If you used wires of frames method to grow the plants, you should make sure your plants are moist at the roots. You will need to support and ty the stems regularly to make sure it will be able to take the weight of the fruits.



You can harvest the summer squashes when they get large enough to eat, this is 6-8 weeks after planting. To get the best flavors, use them within a couple of days after cutting.

Winter squashes should be harvested before the first frosts. You will look at the intensity of the color of the skin. If heavy frosts have been forecast, pick all fruits.

You can harvest gourds in the autumn when they have matured, but make sure you do it before they have been damaged by the frosts. To know whether it is time to harvest, look at the skin and see if it is firm. The color should also be at their most intense.

To finish the ripening process, store it in a greenhouse or warm room for about two to three weeks. After you are done doing this, move it to a cool garage or shed that has a minimum temperature of 5-10c. To make the skins dry evenly, allow a lot of air movement.


6 Backyard Ideas to Improve Your Outdoor Space

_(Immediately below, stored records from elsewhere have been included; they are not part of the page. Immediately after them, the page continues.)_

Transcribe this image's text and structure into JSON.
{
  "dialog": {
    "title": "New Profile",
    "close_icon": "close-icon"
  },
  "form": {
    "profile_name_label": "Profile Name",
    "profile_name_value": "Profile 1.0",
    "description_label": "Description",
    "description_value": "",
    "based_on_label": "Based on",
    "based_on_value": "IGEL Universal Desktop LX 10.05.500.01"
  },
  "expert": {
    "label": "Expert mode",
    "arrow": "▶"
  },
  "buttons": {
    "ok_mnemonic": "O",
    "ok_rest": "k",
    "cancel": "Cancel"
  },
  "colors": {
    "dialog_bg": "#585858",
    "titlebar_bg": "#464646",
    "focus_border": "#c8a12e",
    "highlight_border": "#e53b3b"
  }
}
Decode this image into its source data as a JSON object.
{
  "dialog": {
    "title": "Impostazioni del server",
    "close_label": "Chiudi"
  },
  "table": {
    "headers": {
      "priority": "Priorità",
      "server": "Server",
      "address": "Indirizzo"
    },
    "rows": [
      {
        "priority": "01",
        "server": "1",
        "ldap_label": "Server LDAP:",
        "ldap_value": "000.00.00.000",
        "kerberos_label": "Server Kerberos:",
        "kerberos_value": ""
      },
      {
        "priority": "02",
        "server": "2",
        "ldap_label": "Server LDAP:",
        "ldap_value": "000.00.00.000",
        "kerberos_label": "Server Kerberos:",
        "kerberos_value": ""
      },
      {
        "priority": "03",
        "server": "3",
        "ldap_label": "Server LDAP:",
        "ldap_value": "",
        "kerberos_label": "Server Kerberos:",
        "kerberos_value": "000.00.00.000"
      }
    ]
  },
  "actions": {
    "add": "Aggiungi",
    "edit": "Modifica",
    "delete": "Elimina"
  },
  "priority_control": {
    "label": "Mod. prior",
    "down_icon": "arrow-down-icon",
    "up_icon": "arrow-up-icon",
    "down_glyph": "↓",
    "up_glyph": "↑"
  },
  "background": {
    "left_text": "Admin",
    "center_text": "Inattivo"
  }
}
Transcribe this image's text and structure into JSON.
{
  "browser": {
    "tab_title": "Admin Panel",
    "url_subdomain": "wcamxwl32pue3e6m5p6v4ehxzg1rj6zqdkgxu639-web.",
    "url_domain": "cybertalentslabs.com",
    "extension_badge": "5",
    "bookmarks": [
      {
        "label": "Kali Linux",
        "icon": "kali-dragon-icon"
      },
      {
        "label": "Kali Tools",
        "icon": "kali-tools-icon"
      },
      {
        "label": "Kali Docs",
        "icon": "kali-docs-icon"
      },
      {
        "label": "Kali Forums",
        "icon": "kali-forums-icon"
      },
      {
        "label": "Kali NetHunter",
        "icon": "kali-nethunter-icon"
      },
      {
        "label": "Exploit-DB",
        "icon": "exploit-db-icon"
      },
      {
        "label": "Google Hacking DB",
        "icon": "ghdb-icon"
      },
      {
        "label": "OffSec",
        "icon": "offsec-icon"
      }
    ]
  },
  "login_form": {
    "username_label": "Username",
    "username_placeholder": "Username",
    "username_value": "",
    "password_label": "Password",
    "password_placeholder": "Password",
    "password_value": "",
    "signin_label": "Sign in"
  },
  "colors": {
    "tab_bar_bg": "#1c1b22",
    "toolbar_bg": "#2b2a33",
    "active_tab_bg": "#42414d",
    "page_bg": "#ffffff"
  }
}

In CategoryTim Whitcombe
ByGardenAdvice Tim Whitcombe

One of the things that homeowners look into after finishing the interior and exterior of the house is concentrating on the outdoor space. If you don’t have a backyard filled with nature and a green lawn, you really need to spruce up your outdoor area. If you do have a well-manicured lawn, then there are still some things you can do to upgrade it. No worries! Here’s a list of things you can do for your backyard!

Reinvent the fence 

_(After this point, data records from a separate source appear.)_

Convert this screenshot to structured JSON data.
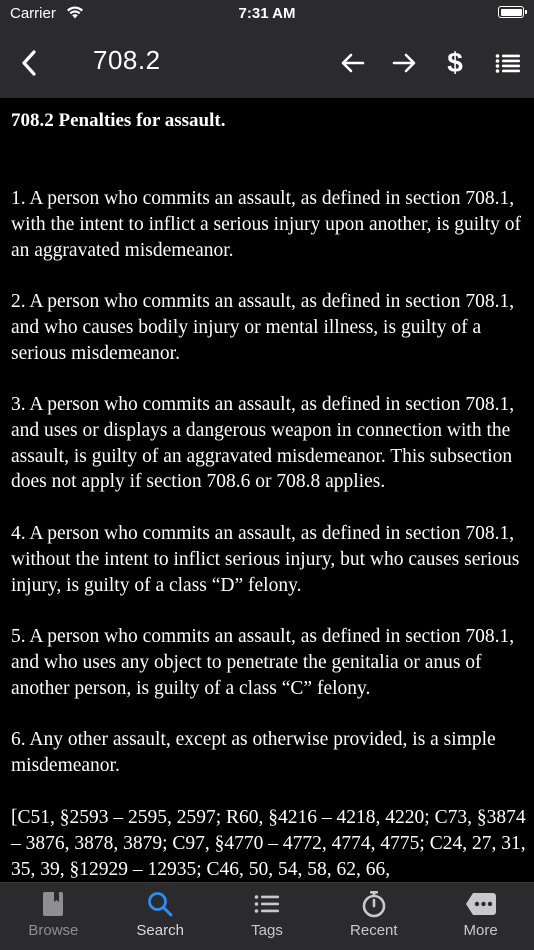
{
  "status_bar": {
    "carrier": "Carrier",
    "time": "7:31 AM"
  },
  "nav": {
    "title": "708.2",
    "icons": [
      "back-chevron-icon",
      "arrow-left-icon",
      "arrow-right-icon",
      "dollar-icon",
      "list-icon"
    ],
    "dollar_label": "$"
  },
  "content": {
    "heading": "708.2  Penalties for assault.",
    "paragraphs": [
      "1.  A person who commits an assault, as defined in section 708.1, with the intent to inflict a serious injury upon another, is guilty of an aggravated misdemeanor.",
      "2.  A person who commits an assault, as defined in section 708.1, and who causes bodily injury or mental illness, is guilty of a serious misdemeanor.",
      "3.  A person who commits an assault, as defined in section 708.1, and uses or displays a dangerous weapon in connection with the assault, is guilty of an aggravated misdemeanor. This subsection does not apply if section 708.6 or 708.8 applies.",
      "4.  A person who commits an assault, as defined in section 708.1, without the intent to inflict serious injury, but who causes serious injury, is guilty of a class “D” felony.",
      "5.  A person who commits an assault, as defined in section 708.1, and who uses any object to penetrate the genitalia or anus of another person, is guilty of a class “C” felony.",
      "6.  Any other assault, except as otherwise provided, is a simple misdemeanor.",
      "[C51, §2593 – 2595, 2597; R60, §4216 – 4218, 4220; C73, §3874 – 3876, 3878, 3879; C97, §4770 – 4772, 4774, 4775; C24, 27, 31, 35, 39, §12929 – 12935; C46, 50, 54, 58, 62, 66,"
    ]
  },
  "tabs": [
    {
      "label": "Browse",
      "icon": "book-icon"
    },
    {
      "label": "Search",
      "icon": "search-icon"
    },
    {
      "label": "Tags",
      "icon": "list-icon"
    },
    {
      "label": "Recent",
      "icon": "stopwatch-icon"
    },
    {
      "label": "More",
      "icon": "more-icon"
    }
  ],
  "colors": {
    "background": "#000000",
    "bar_background": "#2b2b2d",
    "active_tab": "#2f8cf0",
    "inactive_tab_icon": "#c9c9cc",
    "browse_tab_icon": "#8e8e93"
  }
}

While the picket fence is still dear and sweet, having another color shade that matches the exterior of the house just might do the trick for your backyard. To add beauty (while also being economical), why don’t you install plant boxes for little flowering plants or edible herbs? 

Build a DIY deck

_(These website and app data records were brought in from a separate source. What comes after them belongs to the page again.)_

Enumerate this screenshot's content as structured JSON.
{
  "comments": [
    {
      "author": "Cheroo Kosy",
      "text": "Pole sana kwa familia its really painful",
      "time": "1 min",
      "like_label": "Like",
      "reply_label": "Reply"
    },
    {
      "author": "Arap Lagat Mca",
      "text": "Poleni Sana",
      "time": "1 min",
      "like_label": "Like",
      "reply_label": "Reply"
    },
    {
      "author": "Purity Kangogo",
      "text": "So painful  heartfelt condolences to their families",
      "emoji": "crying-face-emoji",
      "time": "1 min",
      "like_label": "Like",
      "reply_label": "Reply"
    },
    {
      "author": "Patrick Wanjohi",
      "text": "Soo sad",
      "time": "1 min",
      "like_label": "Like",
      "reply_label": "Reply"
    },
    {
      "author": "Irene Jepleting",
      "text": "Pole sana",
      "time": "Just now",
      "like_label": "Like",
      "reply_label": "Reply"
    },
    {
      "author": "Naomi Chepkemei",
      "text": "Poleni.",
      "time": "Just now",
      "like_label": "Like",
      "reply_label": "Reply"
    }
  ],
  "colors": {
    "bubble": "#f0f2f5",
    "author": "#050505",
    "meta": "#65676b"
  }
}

With the emergence of DIY home products, a lot of house fixtures are now already customizable, including decks! If you’re gearing on adding a stylish space to your backyard, you can never go wrong with a deck. Have it as a breakfast nook, an outdoor living room, or even a meditation area – it’s completely yours, so get creative! 

Double-glaze the windows

Glass has this special ability to make things classy, even ones as mundane as windows. Although often built for practical reasons as they offer better protection from the outside temperature, double-glazed windows are also energy efficient, so you are bound to save money after installing them. From the outside, the glass panels will look elegant, so you’re basically upping the ante in your backyard. If you’re curious, you can check double glazing prices online and even look for grants! 

Add an elegant Murphy bar

Make your backyard perfect for late-night chats with easy drinks by installing a Murphy bar! A cabinet that unfolds into a table is always a great addition not just for the beauty of the house, but also to its ability to make happy memories. You can readily buy one and have it installed right away or you can collect woods to build it yourself. And oh, don’t forget to choose matching stools for the bar. 

Have a classy storage shed

Wondering where to store your gardening tools and other cleaning supplies? Why not upcycle old doors and windows into a storage shed? Not only will you be more organized, you can also turn this into a family project for a quality bonding time. 

Have a stone path

Another great idea to build on your outdoor space is to have a stone path from the gate to various entrances in the house. There could be one going to the deck, one to the kitchen door, and one to the entrance. To enhance the paths a bit more, have a few night lights along them. Children will literally skip stones and adults can have a short path for meditation. 


What do you think? These ideas are proven and tested, but do you have more? Why not share it down in the comments section below?


Looking forward to great autumn colour this autumn 2019

In CategoryTim Whitcombe
ByGardenAdvice Tim Whitcombe

If you are a fan of autumn colour this autumn in the UK you are in for a treat this year. The growing conditions this summer have been perfect to create some great autumn colours in plants and trees this autum as they start to withdraw nutrients from the leaves back into the stems creating a fantasic display or colour as seen here with a euonymus alatus.